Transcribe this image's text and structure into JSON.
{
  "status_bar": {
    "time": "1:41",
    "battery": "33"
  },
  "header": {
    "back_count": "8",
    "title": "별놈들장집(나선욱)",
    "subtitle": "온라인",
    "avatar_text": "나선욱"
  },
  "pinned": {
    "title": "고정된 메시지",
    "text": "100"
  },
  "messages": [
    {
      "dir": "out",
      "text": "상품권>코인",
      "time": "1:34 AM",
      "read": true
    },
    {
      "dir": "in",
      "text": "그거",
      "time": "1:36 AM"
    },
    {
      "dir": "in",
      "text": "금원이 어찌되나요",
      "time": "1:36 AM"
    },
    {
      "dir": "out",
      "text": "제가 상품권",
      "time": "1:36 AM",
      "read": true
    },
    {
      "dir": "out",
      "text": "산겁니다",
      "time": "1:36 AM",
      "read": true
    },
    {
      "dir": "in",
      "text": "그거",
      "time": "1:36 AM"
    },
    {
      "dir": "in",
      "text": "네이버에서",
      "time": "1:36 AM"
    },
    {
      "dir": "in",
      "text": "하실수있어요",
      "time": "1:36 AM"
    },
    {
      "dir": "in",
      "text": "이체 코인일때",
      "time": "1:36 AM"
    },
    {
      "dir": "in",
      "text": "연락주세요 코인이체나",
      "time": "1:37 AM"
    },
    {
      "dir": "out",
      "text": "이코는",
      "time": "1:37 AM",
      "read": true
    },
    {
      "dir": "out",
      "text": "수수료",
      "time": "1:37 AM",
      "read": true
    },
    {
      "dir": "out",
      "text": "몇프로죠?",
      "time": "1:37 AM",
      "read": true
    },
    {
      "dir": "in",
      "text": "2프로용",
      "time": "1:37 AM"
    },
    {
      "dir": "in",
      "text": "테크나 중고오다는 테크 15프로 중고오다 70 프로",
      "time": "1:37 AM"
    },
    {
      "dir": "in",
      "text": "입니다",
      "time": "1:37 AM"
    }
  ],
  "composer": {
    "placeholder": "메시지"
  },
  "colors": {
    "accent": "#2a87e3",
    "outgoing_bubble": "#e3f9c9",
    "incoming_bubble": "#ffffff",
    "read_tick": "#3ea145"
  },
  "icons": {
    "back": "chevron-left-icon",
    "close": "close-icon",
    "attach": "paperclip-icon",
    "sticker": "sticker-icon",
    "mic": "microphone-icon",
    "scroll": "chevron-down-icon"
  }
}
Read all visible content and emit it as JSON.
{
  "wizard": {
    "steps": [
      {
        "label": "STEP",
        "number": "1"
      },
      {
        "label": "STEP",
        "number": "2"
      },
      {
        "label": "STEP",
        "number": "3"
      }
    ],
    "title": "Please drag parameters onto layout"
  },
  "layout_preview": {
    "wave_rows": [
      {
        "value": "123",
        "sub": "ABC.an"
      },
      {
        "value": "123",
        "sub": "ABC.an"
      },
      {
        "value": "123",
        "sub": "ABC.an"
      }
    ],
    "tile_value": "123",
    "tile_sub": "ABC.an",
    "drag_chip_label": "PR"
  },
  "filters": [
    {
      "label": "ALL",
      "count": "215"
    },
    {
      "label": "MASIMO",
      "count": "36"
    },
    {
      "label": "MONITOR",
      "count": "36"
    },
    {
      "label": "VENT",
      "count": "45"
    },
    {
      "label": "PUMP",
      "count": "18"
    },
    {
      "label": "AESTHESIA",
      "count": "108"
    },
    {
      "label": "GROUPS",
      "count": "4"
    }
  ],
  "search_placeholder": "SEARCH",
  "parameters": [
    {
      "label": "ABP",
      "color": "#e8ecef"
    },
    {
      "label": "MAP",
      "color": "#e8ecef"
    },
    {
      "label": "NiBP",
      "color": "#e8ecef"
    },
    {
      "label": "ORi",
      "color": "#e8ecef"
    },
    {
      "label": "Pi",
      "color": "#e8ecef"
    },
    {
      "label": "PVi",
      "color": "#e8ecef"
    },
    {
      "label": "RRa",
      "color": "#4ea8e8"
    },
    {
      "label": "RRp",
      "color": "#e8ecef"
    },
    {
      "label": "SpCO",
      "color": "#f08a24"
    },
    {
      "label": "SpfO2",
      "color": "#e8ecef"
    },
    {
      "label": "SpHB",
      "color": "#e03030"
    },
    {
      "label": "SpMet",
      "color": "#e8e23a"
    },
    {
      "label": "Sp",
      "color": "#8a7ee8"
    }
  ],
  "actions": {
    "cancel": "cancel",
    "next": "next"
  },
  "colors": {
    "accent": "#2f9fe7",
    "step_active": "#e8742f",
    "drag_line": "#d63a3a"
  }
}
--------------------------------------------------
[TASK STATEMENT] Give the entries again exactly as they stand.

[ANSWER BOX]
Transcribe this image's text and structure into JSON.
{
  "status_bar": {
    "time": "1:41",
    "battery": "33"
  },
  "header": {
    "back_count": "8",
    "title": "별놈들장집(나선욱)",
    "subtitle": "온라인",
    "avatar_text": "나선욱"
  },
  "pinned": {
    "title": "고정된 메시지",
    "text": "100"
  },
  "messages": [
    {
      "dir": "out",
      "text": "상품권>코인",
      "time": "1:34 AM",
      "read": true
    },
    {
      "dir": "in",
      "text": "그거",
      "time": "1:36 AM"
    },
    {
      "dir": "in",
      "text": "금원이 어찌되나요",
      "time": "1:36 AM"
    },
    {
      "dir": "out",
      "text": "제가 상품권",
      "time": "1:36 AM",
      "read": true
    },
    {
      "dir": "out",
      "text": "산겁니다",
      "time": "1:36 AM",
      "read": true
    },
    {
      "dir": "in",
      "text": "그거",
      "time": "1:36 AM"
    },
    {
      "dir": "in",
      "text": "네이버에서",
      "time": "1:36 AM"
    },
    {
      "dir": "in",
      "text": "하실수있어요",
      "time": "1:36 AM"
    },
    {
      "dir": "in",
      "text": "이체 코인일때",
      "time": "1:36 AM"
    },
    {
      "dir": "in",
      "text": "연락주세요 코인이체나",
      "time": "1:37 AM"
    },
    {
      "dir": "out",
      "text": "이코는",
      "time": "1:37 AM",
      "read": true
    },
    {
      "dir": "out",
      "text": "수수료",
      "time": "1:37 AM",
      "read": true
    },
    {
      "dir": "out",
      "text": "몇프로죠?",
      "time": "1:37 AM",
      "read": true
    },
    {
      "dir": "in",
      "text": "2프로용",
      "time": "1:37 AM"
    },
    {
      "dir": "in",
      "text": "테크나 중고오다는 테크 15프로 중고오다 70 프로",
      "time": "1:37 AM"
    },
    {
      "dir": "in",
      "text": "입니다",
      "time": "1:37 AM"
    }
  ],
  "composer": {
    "placeholder": "메시지"
  },
  "colors": {
    "accent": "#2a87e3",
    "outgoing_bubble": "#e3f9c9",
    "incoming_bubble": "#ffffff",
    "read_tick": "#3ea145"
  },
  "icons": {
    "back": "chevron-left-icon",
    "close": "close-icon",
    "attach": "paperclip-icon",
    "sticker": "sticker-icon",
    "mic": "microphone-icon",
    "scroll": "chevron-down-icon"
  }
}
Read all visible content and emit it as JSON.
{
  "wizard": {
    "steps": [
      {
        "label": "STEP",
        "number": "1"
      },
      {
        "label": "STEP",
        "number": "2"
      },
      {
        "label": "STEP",
        "number": "3"
      }
    ],
    "title": "Please drag parameters onto layout"
  },
  "layout_preview": {
    "wave_rows": [
      {
        "value": "123",
        "sub": "ABC.an"
      },
      {
        "value": "123",
        "sub": "ABC.an"
      },
      {
        "value": "123",
        "sub": "ABC.an"
      }
    ],
    "tile_value": "123",
    "tile_sub": "ABC.an",
    "drag_chip_label": "PR"
  },
  "filters": [
    {
      "label": "ALL",
      "count": "215"
    },
    {
      "label": "MASIMO",
      "count": "36"
    },
    {
      "label": "MONITOR",
      "count": "36"
    },
    {
      "label": "VENT",
      "count": "45"
    },
    {
      "label": "PUMP",
      "count": "18"
    },
    {
      "label": "AESTHESIA",
      "count": "108"
    },
    {
      "label": "GROUPS",
      "count": "4"
    }
  ],
  "search_placeholder": "SEARCH",
  "parameters": [
    {
      "label": "ABP",
      "color": "#e8ecef"
    },
    {
      "label": "MAP",
      "color": "#e8ecef"
    },
    {
      "label": "NiBP",
      "color": "#e8ecef"
    },
    {
      "label": "ORi",
      "color": "#e8ecef"
    },
    {
      "label": "Pi",
      "color": "#e8ecef"
    },
    {
      "label": "PVi",
      "color": "#e8ecef"
    },
    {
      "label": "RRa",
      "color": "#4ea8e8"
    },
    {
      "label": "RRp",
      "color": "#e8ecef"
    },
    {
      "label": "SpCO",
      "color": "#f08a24"
    },
    {
      "label": "SpfO2",
      "color": "#e8ecef"
    },
    {
      "label": "SpHB",
      "color": "#e03030"
    },
    {
      "label": "SpMet",
      "color": "#e8e23a"
    },
    {
      "label": "Sp",
      "color": "#8a7ee8"
    }
  ],
  "actions": {
    "cancel": "cancel",
    "next": "next"
  },
  "colors": {
    "accent": "#2f9fe7",
    "step_active": "#e8742f",
    "drag_line": "#d63a3a"
  }
}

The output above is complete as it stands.